**Stored data**
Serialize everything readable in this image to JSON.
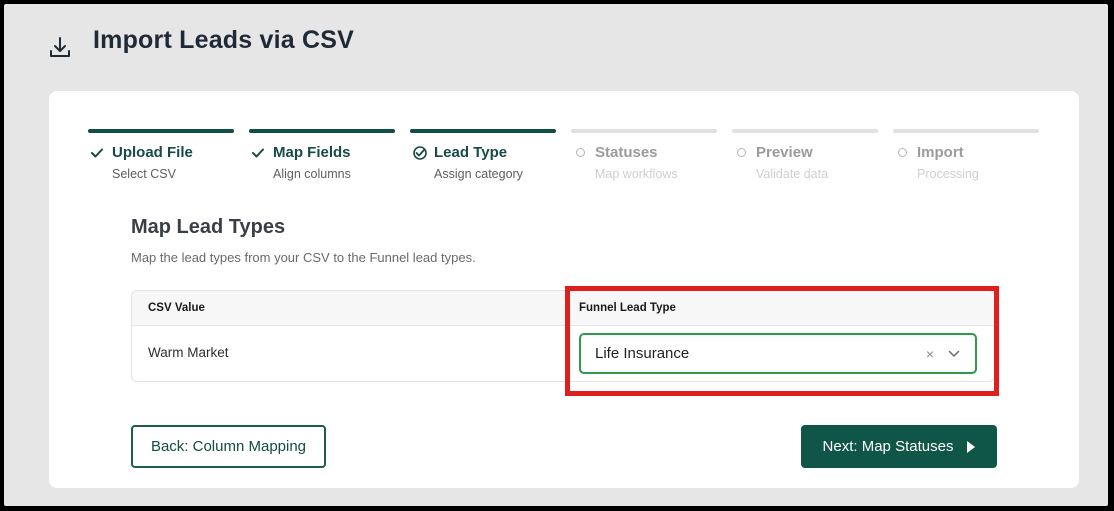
{
  "header": {
    "icon": "download-icon",
    "title": "Import Leads via CSV"
  },
  "steps": [
    {
      "label": "Upload File",
      "sub": "Select CSV",
      "state": "done"
    },
    {
      "label": "Map Fields",
      "sub": "Align columns",
      "state": "done"
    },
    {
      "label": "Lead Type",
      "sub": "Assign category",
      "state": "active"
    },
    {
      "label": "Statuses",
      "sub": "Map workflows",
      "state": "pending"
    },
    {
      "label": "Preview",
      "sub": "Validate data",
      "state": "pending"
    },
    {
      "label": "Import",
      "sub": "Processing",
      "state": "pending"
    }
  ],
  "main": {
    "title": "Map Lead Types",
    "description": "Map the lead types from your CSV to the Funnel lead types."
  },
  "table": {
    "columns": [
      "CSV Value",
      "Funnel Lead Type"
    ],
    "rows": [
      {
        "csv_value": "Warm Market",
        "funnel_lead_type": "Life Insurance"
      }
    ],
    "select_clear": "×"
  },
  "buttons": {
    "back": "Back: Column Mapping",
    "next": "Next: Map Statuses"
  },
  "colors": {
    "primary": "#0f5548",
    "select_border": "#2e9b4a",
    "highlight": "#e01e1e"
  }
}
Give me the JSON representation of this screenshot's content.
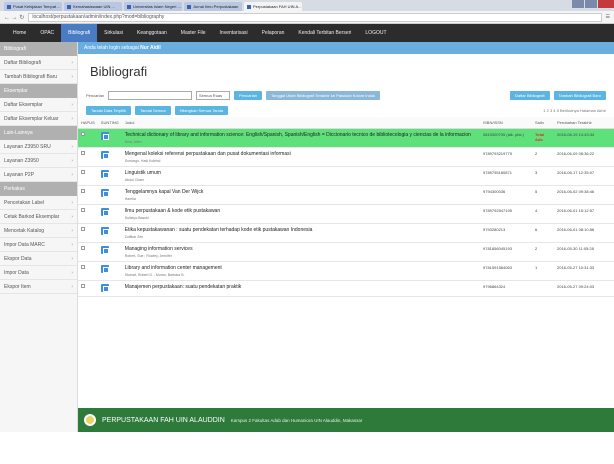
{
  "browser": {
    "tabs": [
      {
        "label": "Pusat Kebijakan Tempat ..."
      },
      {
        "label": "Kemahasiswaan UIN ..."
      },
      {
        "label": "Universitas Islam Negeri ..."
      },
      {
        "label": "Jurnal Ilmu Perpustakaan"
      },
      {
        "label": "Perpustakaan FAH UIN A..."
      }
    ],
    "url": "localhost/perpustakaan/admin/index.php?mod=bibliography",
    "nav_icons": "← → ↻"
  },
  "topnav": {
    "items": [
      "Home",
      "OPAC",
      "Bibliografi",
      "Sirkulasi",
      "Keanggotaan",
      "Master File",
      "Inventarisasi",
      "Pelaporan",
      "Kendali Terbitan Berseri",
      "LOGOUT"
    ]
  },
  "sidebar": {
    "sections": [
      {
        "heading": "Bibliografi",
        "items": [
          "Daftar Bibliografi",
          "Tambah Bibliografi Baru"
        ]
      },
      {
        "heading": "Eksemplar",
        "items": [
          "Daftar Eksemplar",
          "Daftar Eksemplar Keluar"
        ]
      },
      {
        "heading": "Lain-Lainnya",
        "items": [
          "Layanan Z3950 SRU",
          "Layanan Z3950",
          "Layanan P2P"
        ]
      },
      {
        "heading": "Perkakas",
        "items": [
          "Pencetakan Label",
          "Cetak Barkod Eksemplar",
          "Mencetak Katalog",
          "Impor Data MARC",
          "Ekspor Data",
          "Impor Data",
          "Ekspor Item"
        ]
      }
    ]
  },
  "main": {
    "info": "Anda telah login sebagai",
    "info_user": "Nur Aidil",
    "title": "Bibliografi",
    "search_label": "Pencarian",
    "search_placeholder": "",
    "search_select": "Semua Ruas",
    "btn_search": "Pencarian",
    "btn_search_pattern": "Tanggal Ubah Bibliografi Terakhir ke Pasukan Kolom Induk",
    "btn_list": "Daftar Bibliografi",
    "btn_add": "Tambah Bibliografi Baru",
    "btn_select_all": "Tandai Data Terpilih",
    "btn_clear": "Tandai Semua",
    "btn_unmark": "Hilangkan Semua Tanda",
    "pager": "1 2 3 4 5 Berikutnya Halaman Akhir",
    "columns": [
      "HAPUS",
      "SUNTING",
      "Judul",
      "ISBN/ISSN",
      "Salin",
      "Perubahan Terakhir"
    ],
    "rows": [
      {
        "title": "Technical dictionary of library and information science: English/Spanish, Spanish/English = Diccionario tecnico de bibliotecologia y ciencias de la informacion",
        "author": "Kent, Allen",
        "isbn": "0815300705 (alk. pbk.)",
        "copies": "Total Ada",
        "date": "2016-06-19 14:43:34",
        "highlight": true
      },
      {
        "title": "Mengenal koleksi referensi perpustakaan dan pusat dokumentasi informasi",
        "author": "Sumargo, Hadi Koleksi",
        "isbn": "9789793219775",
        "copies": "2",
        "date": "2016-06-09 08:36:22",
        "highlight": false
      },
      {
        "title": "Linguistik umum",
        "author": "Abdul Chaer",
        "isbn": "9789795180871",
        "copies": "3",
        "date": "2016-06-17 12:35:07",
        "highlight": false
      },
      {
        "title": "Tenggelamnya kapal Van Der Wijck",
        "author": "Hamka",
        "isbn": "9794300036",
        "copies": "5",
        "date": "2016-06-02 09:38:46",
        "highlight": false
      },
      {
        "title": "Ilmu perpustakaan & kode etik pustakawan",
        "author": "Sulistyo-Basuki",
        "isbn": "9789792547195",
        "copies": "4",
        "date": "2016-06-01 15:12:57",
        "highlight": false
      },
      {
        "title": "Etika kepustakawanan : suatu pendekatan terhadap kode etik pustakawan Indonesia",
        "author": "Zulfikar Zen",
        "isbn": "9793280213",
        "copies": "6",
        "date": "2016-06-01 08:10:56",
        "highlight": false
      },
      {
        "title": "Managing information services",
        "author": "Robert, Sue ; Rowley, Jennifer",
        "isbn": "9781856045193",
        "copies": "2",
        "date": "2016-05-30 11:05:28",
        "highlight": false
      },
      {
        "title": "Library and information center management",
        "author": "Stueart, Robert D. ; Moran, Barbara B.",
        "isbn": "9781591584063",
        "copies": "1",
        "date": "2016-05-27 10:31:33",
        "highlight": false
      },
      {
        "title": "Manajemen perpustakaan: suatu pendekatan praktik",
        "author": "",
        "isbn": "9796864324",
        "copies": "",
        "date": "2016-05-27 09:24:03",
        "highlight": false
      }
    ]
  },
  "footer": {
    "title": "PERPUSTAKAAN FAH UIN ALAUDDIN",
    "address": "Kampus 2 Fakultas Adab dan Humaniora UIN Alauddin, Makassar"
  }
}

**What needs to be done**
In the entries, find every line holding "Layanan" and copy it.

**Written reply**
          "Layanan Z3950 SRU",
          "Layanan Z3950",
          "Layanan P2P"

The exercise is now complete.